# [EXERCISE PROMPT]
Reproduce each line of the data exactly as it is.

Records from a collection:
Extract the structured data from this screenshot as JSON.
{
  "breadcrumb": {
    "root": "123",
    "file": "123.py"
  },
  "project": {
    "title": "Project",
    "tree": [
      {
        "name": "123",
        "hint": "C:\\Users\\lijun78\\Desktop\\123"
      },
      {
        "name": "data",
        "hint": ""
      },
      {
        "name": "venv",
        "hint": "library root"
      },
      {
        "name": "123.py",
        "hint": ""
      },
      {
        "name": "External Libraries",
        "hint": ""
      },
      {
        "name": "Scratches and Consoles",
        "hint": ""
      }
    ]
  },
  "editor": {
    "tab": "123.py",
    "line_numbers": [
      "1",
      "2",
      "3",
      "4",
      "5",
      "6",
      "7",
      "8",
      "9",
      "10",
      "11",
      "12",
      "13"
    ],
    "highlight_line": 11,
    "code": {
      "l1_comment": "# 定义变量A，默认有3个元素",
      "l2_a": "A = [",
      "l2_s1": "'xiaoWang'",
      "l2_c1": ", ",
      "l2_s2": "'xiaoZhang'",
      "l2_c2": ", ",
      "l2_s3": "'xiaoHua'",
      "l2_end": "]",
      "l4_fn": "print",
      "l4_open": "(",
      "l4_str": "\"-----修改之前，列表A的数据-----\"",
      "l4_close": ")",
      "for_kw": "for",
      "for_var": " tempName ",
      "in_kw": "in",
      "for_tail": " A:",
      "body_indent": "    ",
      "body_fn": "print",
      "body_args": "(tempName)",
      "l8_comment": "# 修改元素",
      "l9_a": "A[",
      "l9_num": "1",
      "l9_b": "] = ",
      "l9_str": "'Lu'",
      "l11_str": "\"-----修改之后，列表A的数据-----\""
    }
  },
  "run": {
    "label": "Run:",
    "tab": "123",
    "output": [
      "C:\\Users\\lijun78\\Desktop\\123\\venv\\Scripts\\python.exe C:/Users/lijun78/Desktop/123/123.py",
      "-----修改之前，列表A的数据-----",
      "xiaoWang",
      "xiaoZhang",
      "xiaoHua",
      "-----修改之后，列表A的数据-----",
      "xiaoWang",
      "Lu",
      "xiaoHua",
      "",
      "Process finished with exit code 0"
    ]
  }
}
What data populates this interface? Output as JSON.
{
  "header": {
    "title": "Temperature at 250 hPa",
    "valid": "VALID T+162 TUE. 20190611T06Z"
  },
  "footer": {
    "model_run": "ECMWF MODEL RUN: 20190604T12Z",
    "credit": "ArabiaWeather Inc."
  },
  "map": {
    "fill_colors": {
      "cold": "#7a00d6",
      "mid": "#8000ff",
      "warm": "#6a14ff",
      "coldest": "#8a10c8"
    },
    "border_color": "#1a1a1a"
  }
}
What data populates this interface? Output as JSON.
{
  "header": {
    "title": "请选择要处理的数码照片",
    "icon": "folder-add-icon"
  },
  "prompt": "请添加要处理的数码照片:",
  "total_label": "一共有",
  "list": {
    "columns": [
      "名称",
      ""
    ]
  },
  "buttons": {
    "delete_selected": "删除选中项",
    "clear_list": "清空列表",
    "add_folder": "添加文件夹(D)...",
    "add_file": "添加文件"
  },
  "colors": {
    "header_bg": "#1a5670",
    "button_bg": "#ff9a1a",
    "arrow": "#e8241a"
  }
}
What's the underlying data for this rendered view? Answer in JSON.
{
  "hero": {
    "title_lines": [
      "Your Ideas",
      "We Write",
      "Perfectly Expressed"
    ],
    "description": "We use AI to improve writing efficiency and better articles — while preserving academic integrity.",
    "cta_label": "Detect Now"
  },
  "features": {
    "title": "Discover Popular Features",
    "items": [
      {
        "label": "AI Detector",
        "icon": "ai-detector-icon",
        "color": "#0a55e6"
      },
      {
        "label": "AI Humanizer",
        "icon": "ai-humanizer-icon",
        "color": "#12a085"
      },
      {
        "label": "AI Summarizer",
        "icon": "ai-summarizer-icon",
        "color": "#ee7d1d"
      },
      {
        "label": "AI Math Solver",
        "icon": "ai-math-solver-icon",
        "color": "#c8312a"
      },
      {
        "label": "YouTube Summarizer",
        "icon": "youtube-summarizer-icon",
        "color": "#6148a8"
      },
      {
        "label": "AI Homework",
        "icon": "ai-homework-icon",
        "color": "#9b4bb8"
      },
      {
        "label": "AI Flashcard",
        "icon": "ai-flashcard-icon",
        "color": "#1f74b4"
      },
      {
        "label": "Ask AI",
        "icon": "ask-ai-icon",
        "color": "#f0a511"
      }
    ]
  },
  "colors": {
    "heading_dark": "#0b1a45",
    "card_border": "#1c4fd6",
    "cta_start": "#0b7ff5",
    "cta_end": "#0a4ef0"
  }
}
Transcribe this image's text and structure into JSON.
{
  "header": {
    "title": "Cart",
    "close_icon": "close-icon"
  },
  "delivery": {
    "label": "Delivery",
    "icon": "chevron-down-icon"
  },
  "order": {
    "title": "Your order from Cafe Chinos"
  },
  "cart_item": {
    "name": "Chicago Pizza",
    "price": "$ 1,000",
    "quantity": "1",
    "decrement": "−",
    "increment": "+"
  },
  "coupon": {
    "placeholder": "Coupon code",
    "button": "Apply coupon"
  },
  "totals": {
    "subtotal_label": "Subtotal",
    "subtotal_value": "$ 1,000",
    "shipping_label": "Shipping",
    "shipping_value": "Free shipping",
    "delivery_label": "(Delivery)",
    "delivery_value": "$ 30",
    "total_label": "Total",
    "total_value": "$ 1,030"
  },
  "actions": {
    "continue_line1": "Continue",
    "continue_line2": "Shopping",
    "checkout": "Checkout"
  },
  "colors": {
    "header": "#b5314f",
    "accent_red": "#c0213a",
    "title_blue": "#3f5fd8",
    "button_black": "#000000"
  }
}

# [RESPONSE BOX]
Extract the structured data from this screenshot as JSON.
{
  "breadcrumb": {
    "root": "123",
    "file": "123.py"
  },
  "project": {
    "title": "Project",
    "tree": [
      {
        "name": "123",
        "hint": "C:\\Users\\lijun78\\Desktop\\123"
      },
      {
        "name": "data",
        "hint": ""
      },
      {
        "name": "venv",
        "hint": "library root"
      },
      {
        "name": "123.py",
        "hint": ""
      },
      {
        "name": "External Libraries",
        "hint": ""
      },
      {
        "name": "Scratches and Consoles",
        "hint": ""
      }
    ]
  },
  "editor": {
    "tab": "123.py",
    "line_numbers": [
      "1",
      "2",
      "3",
      "4",
      "5",
      "6",
      "7",
      "8",
      "9",
      "10",
      "11",
      "12",
      "13"
    ],
    "highlight_line": 11,
    "code": {
      "l1_comment": "# 定义变量A，默认有3个元素",
      "l2_a": "A = [",
      "l2_s1": "'xiaoWang'",
      "l2_c1": ", ",
      "l2_s2": "'xiaoZhang'",
      "l2_c2": ", ",
      "l2_s3": "'xiaoHua'",
      "l2_end": "]",
      "l4_fn": "print",
      "l4_open": "(",
      "l4_str": "\"-----修改之前，列表A的数据-----\"",
      "l4_close": ")",
      "for_kw": "for",
      "for_var": " tempName ",
      "in_kw": "in",
      "for_tail": " A:",
      "body_indent": "    ",
      "body_fn": "print",
      "body_args": "(tempName)",
      "l8_comment": "# 修改元素",
      "l9_a": "A[",
      "l9_num": "1",
      "l9_b": "] = ",
      "l9_str": "'Lu'",
      "l11_str": "\"-----修改之后，列表A的数据-----\""
    }
  },
  "run": {
    "label": "Run:",
    "tab": "123",
    "output": [
      "C:\\Users\\lijun78\\Desktop\\123\\venv\\Scripts\\python.exe C:/Users/lijun78/Desktop/123/123.py",
      "-----修改之前，列表A的数据-----",
      "xiaoWang",
      "xiaoZhang",
      "xiaoHua",
      "-----修改之后，列表A的数据-----",
      "xiaoWang",
      "Lu",
      "xiaoHua",
      "",
      "Process finished with exit code 0"
    ]
  }
}
What data populates this interface? Output as JSON.
{
  "header": {
    "title": "Temperature at 250 hPa",
    "valid": "VALID T+162 TUE. 20190611T06Z"
  },
  "footer": {
    "model_run": "ECMWF MODEL RUN: 20190604T12Z",
    "credit": "ArabiaWeather Inc."
  },
  "map": {
    "fill_colors": {
      "cold": "#7a00d6",
      "mid": "#8000ff",
      "warm": "#6a14ff",
      "coldest": "#8a10c8"
    },
    "border_color": "#1a1a1a"
  }
}
What data populates this interface? Output as JSON.
{
  "header": {
    "title": "请选择要处理的数码照片",
    "icon": "folder-add-icon"
  },
  "prompt": "请添加要处理的数码照片:",
  "total_label": "一共有",
  "list": {
    "columns": [
      "名称",
      ""
    ]
  },
  "buttons": {
    "delete_selected": "删除选中项",
    "clear_list": "清空列表",
    "add_folder": "添加文件夹(D)...",
    "add_file": "添加文件"
  },
  "colors": {
    "header_bg": "#1a5670",
    "button_bg": "#ff9a1a",
    "arrow": "#e8241a"
  }
}
What's the underlying data for this rendered view? Answer in JSON.
{
  "hero": {
    "title_lines": [
      "Your Ideas",
      "We Write",
      "Perfectly Expressed"
    ],
    "description": "We use AI to improve writing efficiency and better articles — while preserving academic integrity.",
    "cta_label": "Detect Now"
  },
  "features": {
    "title": "Discover Popular Features",
    "items": [
      {
        "label": "AI Detector",
        "icon": "ai-detector-icon",
        "color": "#0a55e6"
      },
      {
        "label": "AI Humanizer",
        "icon": "ai-humanizer-icon",
        "color": "#12a085"
      },
      {
        "label": "AI Summarizer",
        "icon": "ai-summarizer-icon",
        "color": "#ee7d1d"
      },
      {
        "label": "AI Math Solver",
        "icon": "ai-math-solver-icon",
        "color": "#c8312a"
      },
      {
        "label": "YouTube Summarizer",
        "icon": "youtube-summarizer-icon",
        "color": "#6148a8"
      },
      {
        "label": "AI Homework",
        "icon": "ai-homework-icon",
        "color": "#9b4bb8"
      },
      {
        "label": "AI Flashcard",
        "icon": "ai-flashcard-icon",
        "color": "#1f74b4"
      },
      {
        "label": "Ask AI",
        "icon": "ask-ai-icon",
        "color": "#f0a511"
      }
    ]
  },
  "colors": {
    "heading_dark": "#0b1a45",
    "card_border": "#1c4fd6",
    "cta_start": "#0b7ff5",
    "cta_end": "#0a4ef0"
  }
}
Transcribe this image's text and structure into JSON.
{
  "header": {
    "title": "Cart",
    "close_icon": "close-icon"
  },
  "delivery": {
    "label": "Delivery",
    "icon": "chevron-down-icon"
  },
  "order": {
    "title": "Your order from Cafe Chinos"
  },
  "cart_item": {
    "name": "Chicago Pizza",
    "price": "$ 1,000",
    "quantity": "1",
    "decrement": "−",
    "increment": "+"
  },
  "coupon": {
    "placeholder": "Coupon code",
    "button": "Apply coupon"
  },
  "totals": {
    "subtotal_label": "Subtotal",
    "subtotal_value": "$ 1,000",
    "shipping_label": "Shipping",
    "shipping_value": "Free shipping",
    "delivery_label": "(Delivery)",
    "delivery_value": "$ 30",
    "total_label": "Total",
    "total_value": "$ 1,030"
  },
  "actions": {
    "continue_line1": "Continue",
    "continue_line2": "Shopping",
    "checkout": "Checkout"
  },
  "colors": {
    "header": "#b5314f",
    "accent_red": "#c0213a",
    "title_blue": "#3f5fd8",
    "button_black": "#000000"
  }
}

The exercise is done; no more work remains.